Engineering leaders should maximize information available to developers to save time and money.
Engineering leaders should embrace tools to automate intelligent dependency management decisions.
Software Supply Chain Maturity Survey
For this year’s report, we surveyed 702 engineering professionals about software supply chain management practices, including approaches and philosophies to utilizing open source components, organizational design, governance, approval processes, and tooling.
Disconnect Between Perception vs Reality on Software Supply Chain Maturity
Subjectively, survey respondents report they are doing a good job remediating defective components and indicate that they understand where supply chain risk resides. Objectively, research shows development teams lack structured guidance and frequently make suboptimal decisions with respect to software supply chain management.
We plotted all survey responses against the five different stages of software supply chain maturity and found that the majority of respondents were graded less than the “Control” level – which is deemed the point at which an organization transitions from “figuring it out” to a minimal level of maturity that will enable high quality outcomes.
Click on the dots to the right for additional insights.
Software Supply Chain Maturity Score by Theme
5th, 50th, and 95th Percentile
The majority of respondents demonstrate an “Ad Hoc” approach to software supply chain management
The only two themes where the respondents demonstrated a high level of maturity were for Inventory and Remediation.
Comparing survey responses to the objective analysis done, we see a disconnect between what is actually happening, and what people think is happening: 70% of remediations are actually suboptimal.
The survey suggests that respondents have talked themselves into believing they’re doing a good job in areas we see objectively they are not. This is a reminder to be mindful of what you think your organization is doing, versus what’s actually happening and continuously measure your workflow and systems against desired outcomes.
Emergence of Software Supply Chain Regulation and Standards
Following several attacks in 2020 aimed at critical infrastructure, governments around the world began to pursue regulations and standards aimed at improving software supply chain security and hygiene.
The United States
In May 2021, President Biden signed the Executive Order on Improving the Nation’s Cybersecurity, which has been heralded as a milestone for the U.S. government at a time when cyber espionage and nation-state attacks on critical infrastructure are reaching crisis proportions.
Germany passed the Information Technology Security Act 2.0 as an update to the First Act to “increase cyber and information security against the backdrop of increasingly frequent and complex cyber-attacks and the continued digitalisation of everyday life.”
The European Union Agency for Cybersecurity (ENISA) released a July 2021 report titled “Understanding the increase in Supply Chain Security Attacks.” The report reviewed 24 different software supply chain attacks and shared recommendations that organizations should put in place to protect themselves against attacks.
As governments finally recognize the risks associated with unmanaged software supply chains, they are aggressively pursuing mandates that align the software industry with other manufacturing sectors. Pay attention to what’s happening legislatively in your market, get involved in the public conversations and be prepared to make changes to your development practices accordingly.
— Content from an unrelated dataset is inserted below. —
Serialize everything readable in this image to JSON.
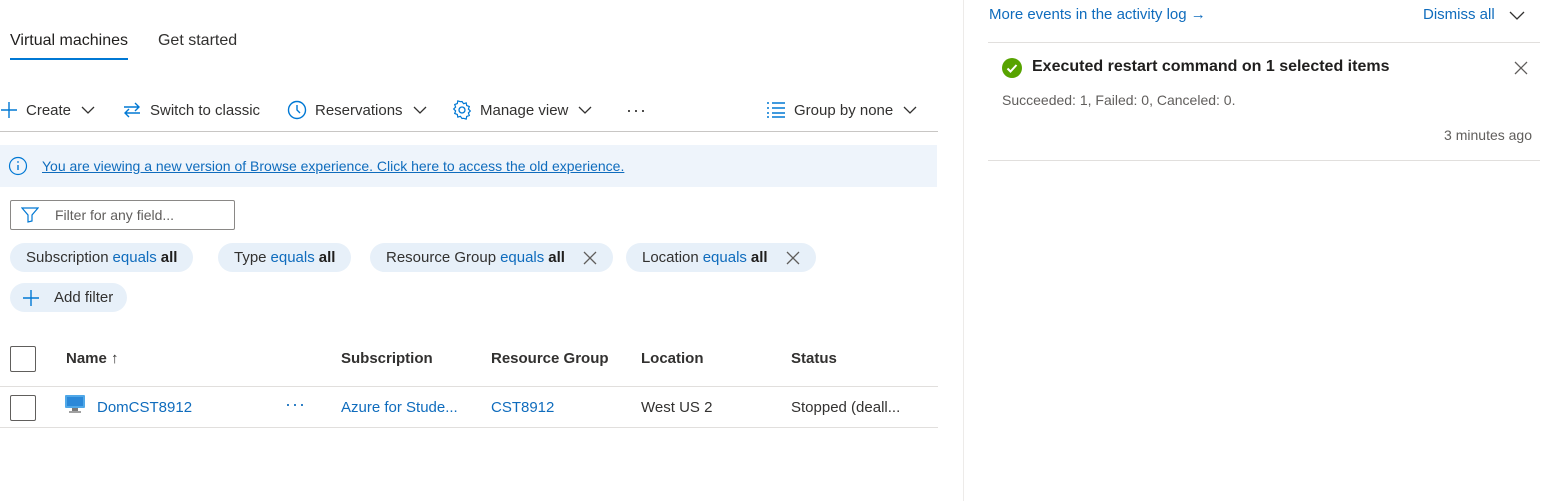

Dig Deeper and Download the Full Report
Engineers are making a wide variety of digital decisions at every phase of the DevSecOps value stream that they didn’t have to think about just a year ago. Understanding how to optimize those decisions and how they affect the greater software supply chain is paramount to a company’s success.
Dig into the full report for more insights, analysis and guidance around developing optimal software supply chains.